When we ask the question, who is courageous, it’s reasonable that our first responses would include such people as those in the military, first responders, humanitarians in dangerous places, etc. But I learned today that the face of courage includes some very remarkable young women, the first among them being Rachael denHollander, the catalyst for finally bringing Larry Nassar to justice. I cannot even begin to imagine the pain and humiliation Rachael has suffered at the hands of those who knew better and chose not to listen – just as they chose not to listen or even follow the law required under Title IX. But thankfully, she found the strength and the courage to continue her pursuit of justice. As a result of her perseverance, Rachael made it possible for more than 100 young girls and ladies to begin the healing process, herself included.

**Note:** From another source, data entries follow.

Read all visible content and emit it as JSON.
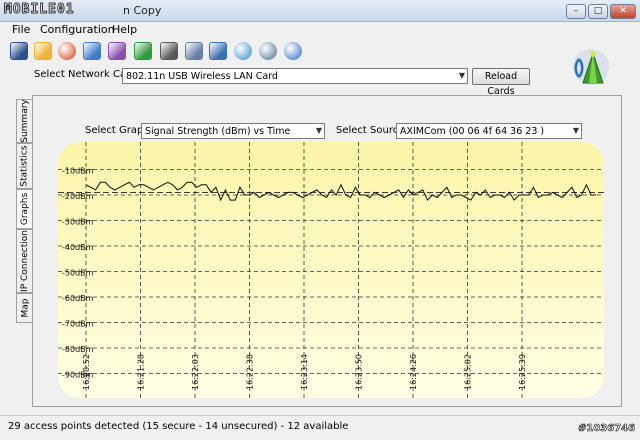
{
  "titlebar": {
    "logo_text": "MOBILE01",
    "title_suffix": "n Copy",
    "minimize_glyph": "–",
    "maximize_glyph": "□",
    "close_glyph": "✕"
  },
  "menu": [
    "File",
    "Configuration",
    "Help"
  ],
  "toolbar": {
    "icons": [
      "save-icon",
      "open-folder-icon",
      "record-icon",
      "network-icon",
      "network-purple-icon",
      "play-export-icon",
      "printer-icon",
      "print-preview-icon",
      "check-icon",
      "globe-icon",
      "support-icon",
      "help-icon"
    ],
    "colors": [
      "#2a4f8a",
      "#f0b030",
      "#d04010",
      "#3c7fc8",
      "#8a4fb0",
      "#2f9a3a",
      "#5a5a5a",
      "#6a7fa8",
      "#3a6fb0",
      "#2f8ad0",
      "#4a6a8a",
      "#2a68c8"
    ]
  },
  "network": {
    "label": "Select Network Card",
    "value": "802.11n USB Wireless LAN Card",
    "reload_label": "Reload Cards"
  },
  "tabs": [
    "Summary",
    "Statistics",
    "Graphs",
    "IP Connection",
    "Map"
  ],
  "active_tab": "Graphs",
  "graph": {
    "select_graph_label": "Select Graph",
    "select_graph_value": "Signal Strength (dBm) vs Time",
    "select_source_label": "Select Source",
    "select_source_value": "AXIMCom (00 06 4f 64 36 23 )"
  },
  "chart_data": {
    "type": "line",
    "y_tick_labels": [
      "-10dBm",
      "-20dBm",
      "-30dBm",
      "-40dBm",
      "-50dBm",
      "-60dBm",
      "-70dBm",
      "-80dBm",
      "-90dBm"
    ],
    "y_ticks": [
      -10,
      -20,
      -30,
      -40,
      -50,
      -60,
      -70,
      -80,
      -90
    ],
    "ylim": [
      -100,
      0
    ],
    "x_tick_labels": [
      "16:20:52",
      "16:21:28",
      "16:22:03",
      "16:22:38",
      "16:23:14",
      "16:23:50",
      "16:24:26",
      "16:25:02",
      "16:25:39"
    ],
    "grid": true,
    "reference_level": -19,
    "series": [
      {
        "values": [
          -16,
          -17,
          -18,
          -15,
          -15,
          -17,
          -18,
          -17,
          -16,
          -15,
          -17,
          -16,
          -16,
          -17,
          -18,
          -17,
          -16,
          -15,
          -16,
          -18,
          -17,
          -15,
          -15,
          -17,
          -16,
          -16,
          -19,
          -17,
          -22,
          -18,
          -22,
          -22,
          -17,
          -20,
          -20,
          -19,
          -21,
          -20,
          -19,
          -20,
          -21,
          -20,
          -19,
          -19,
          -20,
          -21,
          -20,
          -19,
          -18,
          -20,
          -21,
          -18,
          -20,
          -16,
          -20,
          -21,
          -17,
          -20,
          -20,
          -21,
          -19,
          -20,
          -21,
          -20,
          -19,
          -18,
          -21,
          -18,
          -20,
          -19,
          -18,
          -22,
          -20,
          -21,
          -19,
          -17,
          -21,
          -20,
          -20,
          -21,
          -22,
          -19,
          -20,
          -18,
          -21,
          -20,
          -20,
          -21,
          -19,
          -22,
          -20,
          -20,
          -20,
          -17,
          -21,
          -20,
          -20,
          -19,
          -20,
          -21,
          -19,
          -17,
          -21,
          -20,
          -16,
          -20,
          -20
        ]
      }
    ]
  },
  "status": {
    "text": "29 access points detected (15 secure - 14 unsecured) - 12 available",
    "watermark": "#1036746"
  }
}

Rachael’s victim impact statement was moving, not because of the words necessarily, but because of her grace under fire as she delivered a stinging indictment of individuals and institutions who failed to protect the most innocent within our society – our children. Rachael’s questions remain unanswered by those individuals who failed to comply with the law as mandated reporters, and institutions that continued to willingly turn a blind eye to the travesty that was happening right in front of them. “How much is a little girl worth?”

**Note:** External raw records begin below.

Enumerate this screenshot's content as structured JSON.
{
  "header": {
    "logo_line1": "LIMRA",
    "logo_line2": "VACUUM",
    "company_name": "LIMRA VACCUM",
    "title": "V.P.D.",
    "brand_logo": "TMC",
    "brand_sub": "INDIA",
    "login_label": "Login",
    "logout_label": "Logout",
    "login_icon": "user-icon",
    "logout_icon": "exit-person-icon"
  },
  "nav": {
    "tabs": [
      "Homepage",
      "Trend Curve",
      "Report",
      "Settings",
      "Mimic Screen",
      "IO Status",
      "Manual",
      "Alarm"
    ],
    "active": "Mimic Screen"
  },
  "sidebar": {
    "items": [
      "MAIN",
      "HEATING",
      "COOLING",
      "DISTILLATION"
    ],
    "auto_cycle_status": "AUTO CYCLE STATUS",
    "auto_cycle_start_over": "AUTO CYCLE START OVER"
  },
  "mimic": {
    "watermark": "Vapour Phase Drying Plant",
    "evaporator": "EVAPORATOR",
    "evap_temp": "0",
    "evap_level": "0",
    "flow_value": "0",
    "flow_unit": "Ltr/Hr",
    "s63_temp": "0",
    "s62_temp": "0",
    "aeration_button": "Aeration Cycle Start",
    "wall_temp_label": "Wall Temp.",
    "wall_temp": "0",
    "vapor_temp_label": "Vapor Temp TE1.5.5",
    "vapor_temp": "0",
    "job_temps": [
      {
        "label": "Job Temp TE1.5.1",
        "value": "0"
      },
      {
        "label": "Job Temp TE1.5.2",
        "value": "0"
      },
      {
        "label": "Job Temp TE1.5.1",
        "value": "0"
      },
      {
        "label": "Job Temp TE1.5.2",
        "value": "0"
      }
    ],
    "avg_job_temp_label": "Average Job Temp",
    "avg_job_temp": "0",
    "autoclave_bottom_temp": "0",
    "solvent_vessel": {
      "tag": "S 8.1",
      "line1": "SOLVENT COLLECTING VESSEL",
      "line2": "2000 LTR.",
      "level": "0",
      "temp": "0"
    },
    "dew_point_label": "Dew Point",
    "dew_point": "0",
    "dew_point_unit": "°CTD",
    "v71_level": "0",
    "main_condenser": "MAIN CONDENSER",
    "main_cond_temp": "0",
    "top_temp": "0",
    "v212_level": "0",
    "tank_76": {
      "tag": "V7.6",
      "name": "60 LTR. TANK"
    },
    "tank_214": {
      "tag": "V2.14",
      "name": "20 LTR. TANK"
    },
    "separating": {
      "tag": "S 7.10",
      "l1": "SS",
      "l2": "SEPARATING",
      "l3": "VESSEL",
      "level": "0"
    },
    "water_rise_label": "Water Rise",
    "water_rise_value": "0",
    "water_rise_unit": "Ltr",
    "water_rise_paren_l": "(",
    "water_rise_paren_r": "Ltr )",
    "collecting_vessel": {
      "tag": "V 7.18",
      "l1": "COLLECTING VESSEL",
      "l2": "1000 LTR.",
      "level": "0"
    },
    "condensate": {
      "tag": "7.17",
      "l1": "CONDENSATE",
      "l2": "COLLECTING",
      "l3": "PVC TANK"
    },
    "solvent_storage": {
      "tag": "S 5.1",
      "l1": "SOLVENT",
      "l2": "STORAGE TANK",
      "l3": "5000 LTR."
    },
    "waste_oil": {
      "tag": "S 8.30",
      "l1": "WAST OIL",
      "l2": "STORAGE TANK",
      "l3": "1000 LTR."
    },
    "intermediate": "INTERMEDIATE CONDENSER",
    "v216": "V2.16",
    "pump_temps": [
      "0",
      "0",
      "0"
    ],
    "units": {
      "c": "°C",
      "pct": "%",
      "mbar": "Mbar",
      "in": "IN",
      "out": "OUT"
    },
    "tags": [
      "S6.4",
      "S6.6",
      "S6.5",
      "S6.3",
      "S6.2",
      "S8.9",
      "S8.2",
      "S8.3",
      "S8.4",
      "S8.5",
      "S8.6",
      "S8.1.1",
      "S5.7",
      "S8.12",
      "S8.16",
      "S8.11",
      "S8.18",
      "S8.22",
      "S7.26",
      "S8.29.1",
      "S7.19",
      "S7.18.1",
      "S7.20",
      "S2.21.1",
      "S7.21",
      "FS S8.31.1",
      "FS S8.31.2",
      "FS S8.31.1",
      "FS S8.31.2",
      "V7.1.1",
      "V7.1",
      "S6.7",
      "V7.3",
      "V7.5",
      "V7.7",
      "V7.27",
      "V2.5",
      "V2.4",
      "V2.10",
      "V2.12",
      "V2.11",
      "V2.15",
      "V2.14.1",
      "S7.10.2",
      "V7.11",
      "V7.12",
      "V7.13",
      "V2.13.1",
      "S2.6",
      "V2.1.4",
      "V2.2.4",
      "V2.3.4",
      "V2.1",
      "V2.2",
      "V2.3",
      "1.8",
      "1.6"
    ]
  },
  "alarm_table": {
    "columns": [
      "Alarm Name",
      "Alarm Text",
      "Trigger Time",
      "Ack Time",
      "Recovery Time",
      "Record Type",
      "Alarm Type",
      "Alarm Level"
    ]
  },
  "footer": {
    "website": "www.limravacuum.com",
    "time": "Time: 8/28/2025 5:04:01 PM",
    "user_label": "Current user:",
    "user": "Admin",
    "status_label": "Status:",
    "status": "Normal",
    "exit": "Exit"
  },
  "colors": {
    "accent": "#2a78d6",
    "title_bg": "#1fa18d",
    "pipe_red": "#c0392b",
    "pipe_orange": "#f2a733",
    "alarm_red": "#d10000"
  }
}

Rachael – if I may respond. Our children, our young people are worth the very best that our communities can give them. We owe each and every one of you a chance to retain your innocence throughout your childhood years, teenage years, and perhaps even young adult years; an opportunity to seek out whatever life has to offer you in a way that contributes to your growth, positive experiences, and learning, all while being protected from the harms that can befall you. That’s simply what responsible and caring adults do. What has happened to you and all your sister survivors is an epic failure – not because your parents and other adults failed to protect you but because there were some adults who made it impossible for us to fulfill our responsibility of protecting you. Those adults and those institutions which facilitated the criminal acts of Nassar must be held accountable to the fullest extent of the law, both at the federal and state levels. As Judge Aquilina said numerous times during the victim impact statement portion of the sentencing hearing – we have heard your voices and they are strong.
There is nothing that can be done or said that will erase or undo the harm that has been caused you. What we as leaders within our communities and organizations and all adults can do is stand up and tell the predators and the facilitators that such behavior is no longer tolerated in our society and it will be punished to the fullest extent of the law. Our children need to know with confidence that they are treasured members of our community and we will do our utmost to protect them from harm until that point in time when they can protect themselves. Rachael, you and your sister survivors have done a good thing. Each of you has started the healing or continued on that healing journey. You have also made a significant impact in that we adults now know that we, like you, cannot fully trust those in positions of authority to make the right, ethical decision. We need to remain vigilant. Thanks to each of you for your statements because we know how to improve our vigilant posture.